Much of the material on linear systems analysis in the later sections is covered by .
Find a set of state and output equations for the simple RLC circuit shown in Figure 3.1. The voltage supplied by an ideal source is vs(t), and the required outputs are the capacitor voltage are vC(t) and iL(t) inductor current.
where p is the differential operator d/dt.
Note that each of the right-hand equations is a first-order differential equation with the derivative specifically sited on the left-hand side of the equation.
There are two independent energy storage elements, C and L. Because the instantaneous energy stored in C and L is and, respectively, the variables x1 = vC and x2 = iL are ‘natural’ selections for states.

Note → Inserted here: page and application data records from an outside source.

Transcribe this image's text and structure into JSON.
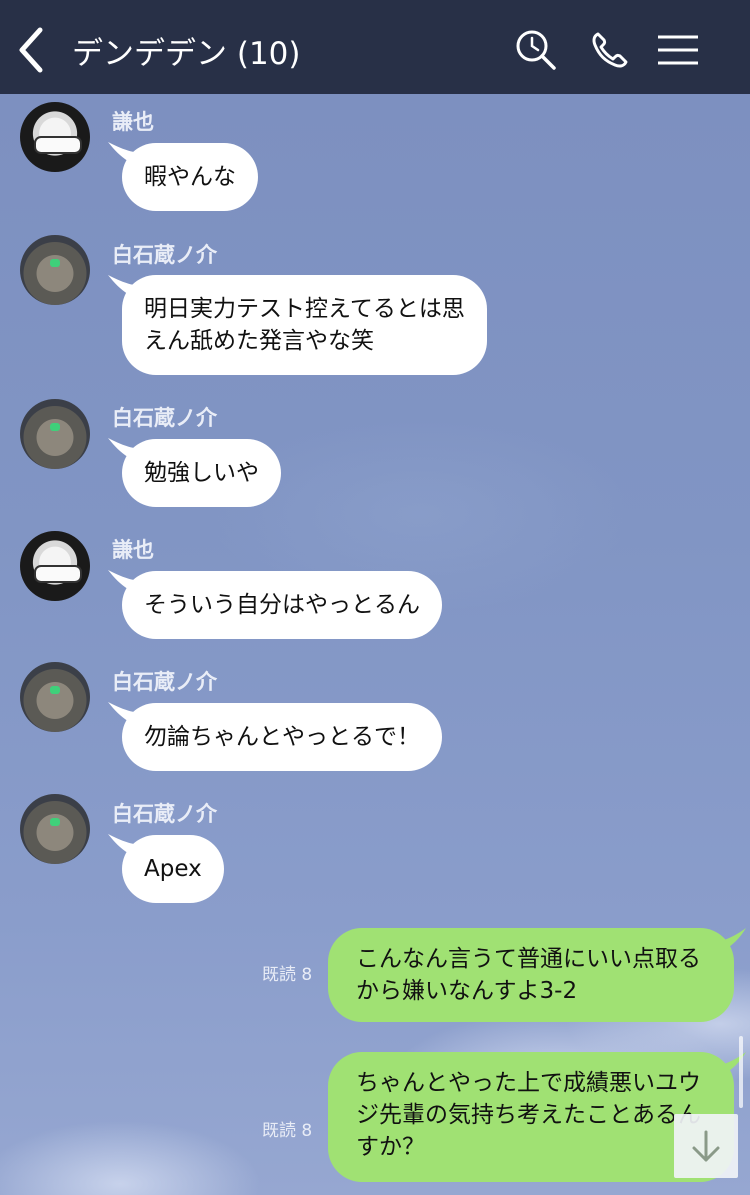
{
  "header": {
    "title": "デンデデン (10)",
    "bg_color": "#283047",
    "icons": [
      "chevron-left-icon",
      "search-icon",
      "phone-icon",
      "menu-icon"
    ]
  },
  "colors": {
    "incoming_bubble": "#ffffff",
    "outgoing_bubble": "#a0e173",
    "chat_background": "#8195c4"
  },
  "messages": [
    {
      "sender": "謙也",
      "text": "暇やんな"
    },
    {
      "sender": "白石蔵ノ介",
      "lines": [
        "明日実力テスト控えてるとは思",
        "えん舐めた発言やな笑"
      ]
    },
    {
      "sender": "白石蔵ノ介",
      "text": "勉強しいや"
    },
    {
      "sender": "謙也",
      "text": "そういう自分はやっとるん"
    },
    {
      "sender": "白石蔵ノ介",
      "text": "勿論ちゃんとやっとるで！"
    },
    {
      "sender": "白石蔵ノ介",
      "text": "Apex"
    }
  ],
  "outgoing": [
    {
      "read": "既読 8",
      "lines": [
        "こんなん言うて普通にいい点取る",
        "から嫌いなんすよ3-2"
      ]
    },
    {
      "read": "既読 8",
      "lines": [
        "ちゃんとやった上で成績悪いユウ",
        "ジ先輩の気持ち考えたことあるん",
        "すか？"
      ]
    }
  ]
}
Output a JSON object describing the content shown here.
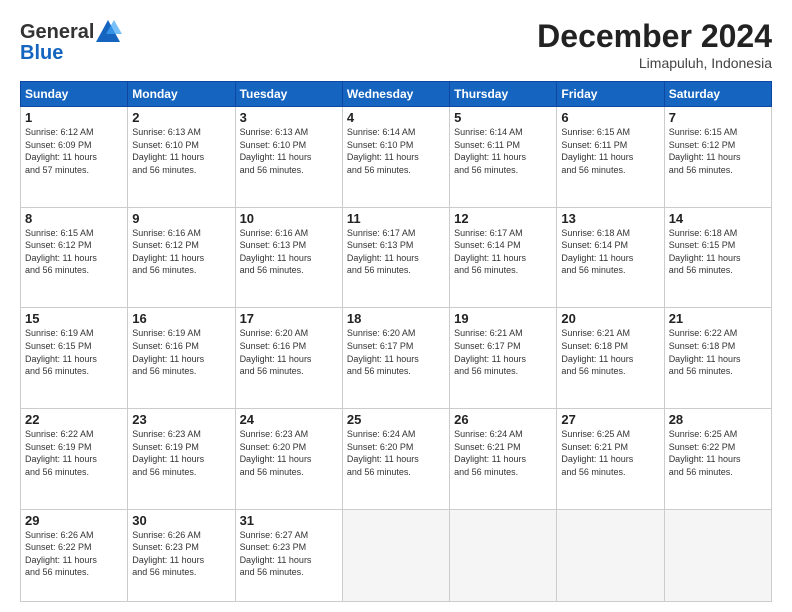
{
  "header": {
    "logo_line1": "General",
    "logo_line2": "Blue",
    "month": "December 2024",
    "location": "Limapuluh, Indonesia"
  },
  "weekdays": [
    "Sunday",
    "Monday",
    "Tuesday",
    "Wednesday",
    "Thursday",
    "Friday",
    "Saturday"
  ],
  "weeks": [
    [
      {
        "day": "1",
        "sunrise": "6:12 AM",
        "sunset": "6:09 PM",
        "daylight": "11 hours and 57 minutes."
      },
      {
        "day": "2",
        "sunrise": "6:13 AM",
        "sunset": "6:10 PM",
        "daylight": "11 hours and 56 minutes."
      },
      {
        "day": "3",
        "sunrise": "6:13 AM",
        "sunset": "6:10 PM",
        "daylight": "11 hours and 56 minutes."
      },
      {
        "day": "4",
        "sunrise": "6:14 AM",
        "sunset": "6:10 PM",
        "daylight": "11 hours and 56 minutes."
      },
      {
        "day": "5",
        "sunrise": "6:14 AM",
        "sunset": "6:11 PM",
        "daylight": "11 hours and 56 minutes."
      },
      {
        "day": "6",
        "sunrise": "6:15 AM",
        "sunset": "6:11 PM",
        "daylight": "11 hours and 56 minutes."
      },
      {
        "day": "7",
        "sunrise": "6:15 AM",
        "sunset": "6:12 PM",
        "daylight": "11 hours and 56 minutes."
      }
    ],
    [
      {
        "day": "8",
        "sunrise": "6:15 AM",
        "sunset": "6:12 PM",
        "daylight": "11 hours and 56 minutes."
      },
      {
        "day": "9",
        "sunrise": "6:16 AM",
        "sunset": "6:12 PM",
        "daylight": "11 hours and 56 minutes."
      },
      {
        "day": "10",
        "sunrise": "6:16 AM",
        "sunset": "6:13 PM",
        "daylight": "11 hours and 56 minutes."
      },
      {
        "day": "11",
        "sunrise": "6:17 AM",
        "sunset": "6:13 PM",
        "daylight": "11 hours and 56 minutes."
      },
      {
        "day": "12",
        "sunrise": "6:17 AM",
        "sunset": "6:14 PM",
        "daylight": "11 hours and 56 minutes."
      },
      {
        "day": "13",
        "sunrise": "6:18 AM",
        "sunset": "6:14 PM",
        "daylight": "11 hours and 56 minutes."
      },
      {
        "day": "14",
        "sunrise": "6:18 AM",
        "sunset": "6:15 PM",
        "daylight": "11 hours and 56 minutes."
      }
    ],
    [
      {
        "day": "15",
        "sunrise": "6:19 AM",
        "sunset": "6:15 PM",
        "daylight": "11 hours and 56 minutes."
      },
      {
        "day": "16",
        "sunrise": "6:19 AM",
        "sunset": "6:16 PM",
        "daylight": "11 hours and 56 minutes."
      },
      {
        "day": "17",
        "sunrise": "6:20 AM",
        "sunset": "6:16 PM",
        "daylight": "11 hours and 56 minutes."
      },
      {
        "day": "18",
        "sunrise": "6:20 AM",
        "sunset": "6:17 PM",
        "daylight": "11 hours and 56 minutes."
      },
      {
        "day": "19",
        "sunrise": "6:21 AM",
        "sunset": "6:17 PM",
        "daylight": "11 hours and 56 minutes."
      },
      {
        "day": "20",
        "sunrise": "6:21 AM",
        "sunset": "6:18 PM",
        "daylight": "11 hours and 56 minutes."
      },
      {
        "day": "21",
        "sunrise": "6:22 AM",
        "sunset": "6:18 PM",
        "daylight": "11 hours and 56 minutes."
      }
    ],
    [
      {
        "day": "22",
        "sunrise": "6:22 AM",
        "sunset": "6:19 PM",
        "daylight": "11 hours and 56 minutes."
      },
      {
        "day": "23",
        "sunrise": "6:23 AM",
        "sunset": "6:19 PM",
        "daylight": "11 hours and 56 minutes."
      },
      {
        "day": "24",
        "sunrise": "6:23 AM",
        "sunset": "6:20 PM",
        "daylight": "11 hours and 56 minutes."
      },
      {
        "day": "25",
        "sunrise": "6:24 AM",
        "sunset": "6:20 PM",
        "daylight": "11 hours and 56 minutes."
      },
      {
        "day": "26",
        "sunrise": "6:24 AM",
        "sunset": "6:21 PM",
        "daylight": "11 hours and 56 minutes."
      },
      {
        "day": "27",
        "sunrise": "6:25 AM",
        "sunset": "6:21 PM",
        "daylight": "11 hours and 56 minutes."
      },
      {
        "day": "28",
        "sunrise": "6:25 AM",
        "sunset": "6:22 PM",
        "daylight": "11 hours and 56 minutes."
      }
    ],
    [
      {
        "day": "29",
        "sunrise": "6:26 AM",
        "sunset": "6:22 PM",
        "daylight": "11 hours and 56 minutes."
      },
      {
        "day": "30",
        "sunrise": "6:26 AM",
        "sunset": "6:23 PM",
        "daylight": "11 hours and 56 minutes."
      },
      {
        "day": "31",
        "sunrise": "6:27 AM",
        "sunset": "6:23 PM",
        "daylight": "11 hours and 56 minutes."
      },
      null,
      null,
      null,
      null
    ]
  ]
}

Hence, the state equations are formed as follows:
The two output equations required are y1= vC = x1 and y2= iL = x2.
The state and output equations can thus be written in matrix form as follows:
A drive system shown in Figure 3.2 consists of a DC motor driving an inertial load through a speed-reducing gearbox. The controlled DC supply voltage to the armature is supplied by a power amplifier. The motor field current is maintained constant (i.e. the flux/pole is constant). Write down the equations of motion for this system.